If information about the health effects of drinking coffee and the need to issue Proposition 65 warnings for acrylamide in coffee seem paradoxical, that’s because different regulatory authorities have expressed opposing views about whether acrylamide is a carcinogen that warrants a warning. Most recently, the U.S. Food and Drug Administration (FDA) released a statement objecting to the court decision that required cancer warnings to be placed on coffee products. The FDA’s primary concern was that consumers could be misled about the health effects of ingesting coffee.
The FDA’s statement comes in direct response to a California court ruling requiring coffee sold in California to display cancer warnings due to the presence of acrylamide in coffee beverages. Acrylamide forms as a result of high temperature cooking and is present in many popular foods. When coffee beans are roasted, acrylamide is produced as a byproduct of the roasting process. In elevated doses, acrylamide has been linked to cancer in animals. However, various scientific studies, including a report by the International Agency for Research on Cancer (IARC), have concluded that consuming coffee does not pose a significant risk of cancer in humans.

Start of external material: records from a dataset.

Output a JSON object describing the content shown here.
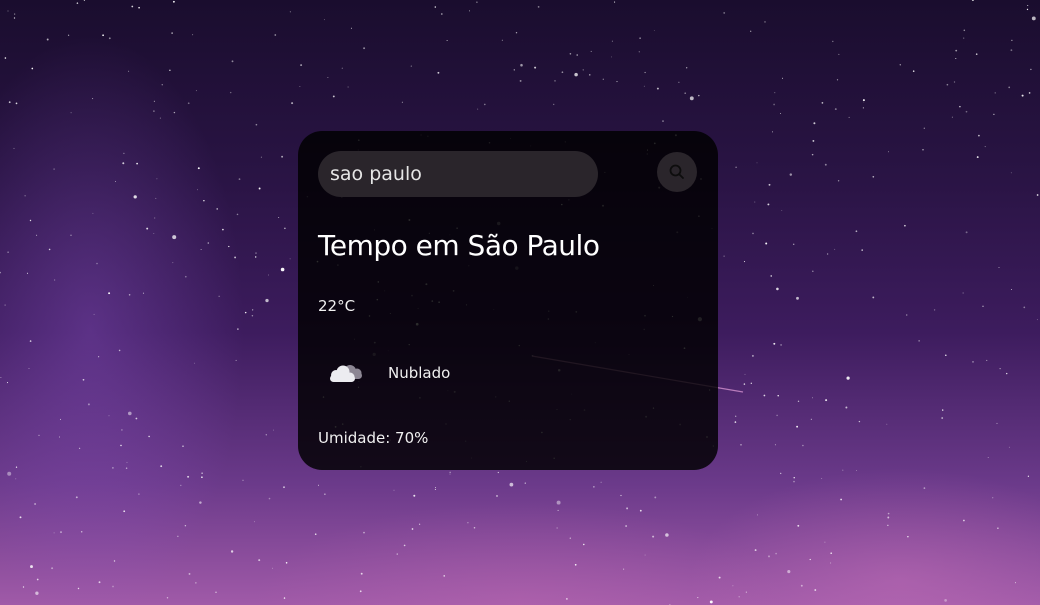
{
  "background": {
    "colors": [
      "#1a0d2e",
      "#3d1c5e",
      "#a05aa8"
    ]
  },
  "search": {
    "value": "sao paulo",
    "placeholder": ""
  },
  "weather": {
    "title": "Tempo em São Paulo",
    "temperature": "22°C",
    "description": "Nublado",
    "humidity": "Umidade: 70%",
    "icon": "cloud-icon"
  },
  "colors": {
    "card": "#000000",
    "input": "#2a252b",
    "text": "#ffffff"
  }
}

In a surprising action following the court ruling, OEHHA publicly supported the view that consuming coffees poses no significant risk of cancer and proposed a new regulation that would preclude any need for Proposition 65 cancer warning on coffee products. The agency cited the IARC study in support of its conclusion that “coffee consumption is not classifiable as to its overall carcinogenicity” and is in fact believed to reduce the risk of certain cancers in humans.
The FDA’s letter calls for a regulation to effectively overturn the court’s ruling. The agency took a position in this matter based on its concern that the court’s action could result in a false statement attaching to food labels. The FDA emphasized that the requirement to place Proposition 65 warnings on coffee could be seriously misleading to consumers because it conflicts with current research (which has been reviewed by the FDA) on the effects of coffee. Such research supports the notion that coffee may actually have substantial health benefits. Moreover, the FDA reiterated that state law cannot impose a requirement that contravenes federal law and deceptive labeling violates the Federal Food, Drug, and Cosmetic Act.
Grimaldi Law Offices has been advising clients for over 20 years on chemical and product law. For knowledgeable advice and in-depth analysis on your Proposition 65 compliance obligations, contact Grimaldi Law Offices at (415) 463-5186 or email us at email@example.com.